Whatever the case, Placing Literature prompts us to connect with a text and its author on deeper levels. For novelist Andrew Bardin Williams, a New Haven resident and one of Placing Literature’s co-founders (along with his sister-in-law Kathleen Williams, a PhD-candidate geographer), this documentation of place and scene offers the realization that the places depicted in the literature we love also carry weight and meaning in the real world.
Williams talks of Katharine Weber’s novel, True Confections, a “story of love, betrayal and chocolate,” according to the dust jacket. A few years ago, Weber, a Bethany resident, was kicking around ideas for her next novel when she drove past the Bigelow building on River Street in Fair Haven, which used to house a steam-boiler and cupola furnace factory. The building struck Weber strongly enough to serve as the model for Zip’s Candies factory, the primary setting in the book. As Weber told the New Haven Independent in 2010, “I can easily imagine the hive of activity that was in the building.

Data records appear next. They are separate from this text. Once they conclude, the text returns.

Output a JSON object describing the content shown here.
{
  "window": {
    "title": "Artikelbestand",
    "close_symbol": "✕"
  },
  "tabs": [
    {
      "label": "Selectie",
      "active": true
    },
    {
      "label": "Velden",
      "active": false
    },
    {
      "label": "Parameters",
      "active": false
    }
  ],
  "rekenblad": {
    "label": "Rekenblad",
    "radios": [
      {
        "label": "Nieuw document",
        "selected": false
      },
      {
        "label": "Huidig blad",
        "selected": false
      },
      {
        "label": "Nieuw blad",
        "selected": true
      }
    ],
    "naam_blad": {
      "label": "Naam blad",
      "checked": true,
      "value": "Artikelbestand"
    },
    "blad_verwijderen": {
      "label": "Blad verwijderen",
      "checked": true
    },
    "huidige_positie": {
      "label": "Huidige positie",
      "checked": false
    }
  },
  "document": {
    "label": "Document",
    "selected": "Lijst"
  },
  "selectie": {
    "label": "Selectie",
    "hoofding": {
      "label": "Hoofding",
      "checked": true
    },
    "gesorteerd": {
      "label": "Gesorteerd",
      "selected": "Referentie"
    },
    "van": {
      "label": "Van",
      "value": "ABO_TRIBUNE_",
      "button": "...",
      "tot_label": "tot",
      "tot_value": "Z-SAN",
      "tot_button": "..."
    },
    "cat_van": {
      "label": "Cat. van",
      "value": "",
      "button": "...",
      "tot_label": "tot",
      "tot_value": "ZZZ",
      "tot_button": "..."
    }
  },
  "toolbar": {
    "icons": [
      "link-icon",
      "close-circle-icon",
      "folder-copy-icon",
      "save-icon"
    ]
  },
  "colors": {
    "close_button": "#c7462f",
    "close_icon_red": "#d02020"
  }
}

It’s built to make things. You hear the echo of people coming to work with their lunch buckets.”
It’s a testament to how much place matters for authors, and Placing Literature may prove the point the other way, for readers. Initially, Andrew and Kathleen expected the project to be small, mapping out scenes from just three locations: New Haven, CT; Duluth, Minnesota; and San Francisco, CA. Those three were chosen because of the pair’s familiarity with them—Andrew lived in San Francisco and currently resides in East Rock, and Kathleen spends a lot of time in Duluth—and because of the cities’ east coast-midwest-west coast cultural and geographic symmetry.
When Placing Literature was revealed at a panel moderated by The New York Times columnist Carl Zimmer at the Arts and Ideas Festival, however, the response was global—and it was overwhelming. Zimmer tweeted out a link to his 200,000-plus followers, and Placing Literature’s website was deluged with traffic from all over. That inspired the Williamses to de-emphasize any particular locales, and to enlist software engineer Steven Young to help improve the site’s functionality—like adding the “Author Spotlight” feature, in which published fiction writers map out their own books and contribute essays to the Placing Literature blog about their particular uses of place in writing.
Andrew, Kathleen and Steven are currently brainstorming ways to make Placing Literature a more flexible tool, one that could be used to create walking tours of literary haunts in places across the globe, perhaps. Site users are already finding creative ways to use the site—for example, a Russian academic is using Placing Literature exclusively for a research project in which he is mapping out places across a wide swath of Russian novels.
Andrew can envision a world in which Placing Literature is integrated into e-reading software as a clickable button, allowing readers to seamlessly and immediately map the places they come across. For now, more advanced user features include the ability to check in to places listed on the map, and to connect easily to book reviews for a given map entry.
“We can’t even imagine what people are going to be able to do with this data,” Williams says. “We haven’t even scratched the surface yet.”
Written by Jake Goldman. Image depicts text from The Wedding of the Two-Headed Woman by Alice Mattison.